Light-bodied red wines are known to have lower levels of alcohol and bright acidity along with low tannins, and can be seen as more approachable for those new to wines. Think aromas that lean towards the delicate and fresh, even fruity. Varieties in this category include Pinot Noir, Pinotage, Grenache, and Zinfandel.

Our recommendation: Van Loveren Blue Velvet Pinot Noir (2015) for $18.90

Medium-Bodied Red Wine

Wines from this category pair very well with food, with a mix of tannin and acidity that match foods that range from the rich to the light and zesty. Classic varieties include Merlot, Sangiovese, GSM blends such as Côtes du Rhône.

As it is with all wines, do also look out for the regional differences as the style can vary according to where the grapes were grown and where the wines were made.

Our recommendations: Van Loveren Merlot (2016) for $18.90 and Berri Estates Shiraz Cabernet (2016) for $19.90.

Full-Bodied Red Wine

The heavy tannins of full-bodied red wines make them perfect for steaks, especially fatty and juicy cuts like the rib-eye. Typical flavour profiles include dark fruit flavours such as blackcurrant. Look for Cabernet Sauvignon, Syrah, Shiraz, Malbec, and compare a younger wine to an older one to pick out new herbal tones.

Our recommendations: Berri Estates Cabernet Sauvignon (2016) for $19.90 and Winemaker’s Reserve Syrah (2015) for $17.90.

Sweet Wines

Sweet wines are produced with extra sweet wine grapes and/or by stopping the fermentation process before the natural grape sugar is turned into alcohol. Levels and styles of can vary quite a bit, and they can be found in both reds and whites.

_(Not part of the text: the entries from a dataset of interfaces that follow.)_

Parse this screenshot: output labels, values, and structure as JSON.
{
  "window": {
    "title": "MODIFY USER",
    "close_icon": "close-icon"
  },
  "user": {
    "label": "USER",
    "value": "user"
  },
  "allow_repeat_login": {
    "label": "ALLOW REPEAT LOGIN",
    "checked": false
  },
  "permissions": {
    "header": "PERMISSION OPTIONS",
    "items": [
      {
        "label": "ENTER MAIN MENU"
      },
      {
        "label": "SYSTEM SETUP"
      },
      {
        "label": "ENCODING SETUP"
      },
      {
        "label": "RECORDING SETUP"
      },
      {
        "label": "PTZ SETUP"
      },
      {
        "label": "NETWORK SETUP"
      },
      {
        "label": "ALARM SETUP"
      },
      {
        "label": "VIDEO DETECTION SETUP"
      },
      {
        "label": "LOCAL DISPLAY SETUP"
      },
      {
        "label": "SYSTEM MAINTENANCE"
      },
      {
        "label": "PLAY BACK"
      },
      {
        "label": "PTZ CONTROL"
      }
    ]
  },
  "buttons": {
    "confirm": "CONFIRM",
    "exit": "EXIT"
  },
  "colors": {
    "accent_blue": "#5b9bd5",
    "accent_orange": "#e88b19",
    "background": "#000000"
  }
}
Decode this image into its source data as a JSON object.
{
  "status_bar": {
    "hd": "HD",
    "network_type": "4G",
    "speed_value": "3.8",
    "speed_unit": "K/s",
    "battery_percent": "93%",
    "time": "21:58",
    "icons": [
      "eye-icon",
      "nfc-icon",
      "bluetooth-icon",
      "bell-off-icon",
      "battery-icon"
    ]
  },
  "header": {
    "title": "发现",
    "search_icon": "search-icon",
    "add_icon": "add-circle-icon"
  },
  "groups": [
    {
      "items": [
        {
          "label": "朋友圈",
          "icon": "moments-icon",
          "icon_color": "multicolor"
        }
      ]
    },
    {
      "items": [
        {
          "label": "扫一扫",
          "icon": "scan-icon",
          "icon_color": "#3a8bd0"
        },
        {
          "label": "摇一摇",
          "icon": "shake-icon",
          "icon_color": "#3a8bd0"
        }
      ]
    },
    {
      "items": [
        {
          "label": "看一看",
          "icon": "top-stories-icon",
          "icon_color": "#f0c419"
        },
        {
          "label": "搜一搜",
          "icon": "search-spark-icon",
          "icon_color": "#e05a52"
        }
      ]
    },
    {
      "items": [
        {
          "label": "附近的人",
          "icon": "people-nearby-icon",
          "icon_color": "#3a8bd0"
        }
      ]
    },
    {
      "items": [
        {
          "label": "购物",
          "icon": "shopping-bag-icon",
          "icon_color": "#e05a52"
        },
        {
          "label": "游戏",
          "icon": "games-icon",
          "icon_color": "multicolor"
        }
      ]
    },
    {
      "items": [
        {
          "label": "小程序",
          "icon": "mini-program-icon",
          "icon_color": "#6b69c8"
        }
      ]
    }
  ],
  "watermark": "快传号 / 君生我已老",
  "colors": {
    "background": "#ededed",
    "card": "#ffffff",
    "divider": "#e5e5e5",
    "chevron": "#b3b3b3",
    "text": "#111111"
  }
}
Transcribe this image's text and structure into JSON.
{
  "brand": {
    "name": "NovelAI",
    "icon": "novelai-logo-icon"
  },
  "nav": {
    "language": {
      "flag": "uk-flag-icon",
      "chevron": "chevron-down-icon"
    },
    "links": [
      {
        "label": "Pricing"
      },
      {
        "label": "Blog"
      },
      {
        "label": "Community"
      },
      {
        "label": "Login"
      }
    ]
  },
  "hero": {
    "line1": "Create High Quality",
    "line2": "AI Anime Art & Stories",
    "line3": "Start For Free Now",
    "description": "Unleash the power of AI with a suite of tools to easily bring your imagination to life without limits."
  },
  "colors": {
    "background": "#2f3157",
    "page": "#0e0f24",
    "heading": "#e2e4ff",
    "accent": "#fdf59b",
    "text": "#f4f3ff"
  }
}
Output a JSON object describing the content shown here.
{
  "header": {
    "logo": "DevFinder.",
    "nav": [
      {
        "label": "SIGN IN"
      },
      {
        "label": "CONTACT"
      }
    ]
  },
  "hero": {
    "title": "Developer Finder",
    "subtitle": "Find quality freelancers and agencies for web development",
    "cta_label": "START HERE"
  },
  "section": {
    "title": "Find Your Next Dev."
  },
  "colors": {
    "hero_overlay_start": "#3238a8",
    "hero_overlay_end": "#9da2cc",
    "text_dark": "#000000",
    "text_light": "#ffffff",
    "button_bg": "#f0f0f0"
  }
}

  • Sparkling Whites. Sparkling wines gain their carbonation either naturally or via injecting carbon dioxide after fermentation. Sparkling wines are made from a mixture of red and white grapes, with those from the Champagne region being a specific mix of Chardonnay, Pinot Meunier and/or Pinot Noir.
  • Non-sparkling Whites. Non-sparkling whites can also be a refreshingly sweet evening pick-me-upper, especially on a muggy weekday night. Lighter versions also pair well with the spices that outline many Southeast Asian and Indian dishes, as well as fruit-based desserts. Common varieties include Riesling and Gewürztraminer.

Dessert Wine

Dessert wines are usually sweet and have the addition of other alcohols such as brandy to retain more of the natural sugars that tend to be used up during the fermentation process. Wines that are richly sweet without needing fortification include the Ice Wine, which tend to be priced on the high side due to the rare conditions in which it is produced for its distinct honey flavour.

Like any food or drink, the best way to find out what you like is to try more wines and pay attention when you taste. The more you drink, the more able you will be to pick out different flavour profiles. A good way to learn is also to attend wine tasting events or go to Giant’s Wine Warehouse at Suntec City Mall for tips or advice on the kind of wines to try. Take note of those you like and even take pictures of the labels if it helps. Also, don’t be afraid to ask the wine experts questions—let them know what you have enjoyed so they can share recommendations.

Hope you liked your Wine 101. You can also save or download this infographic: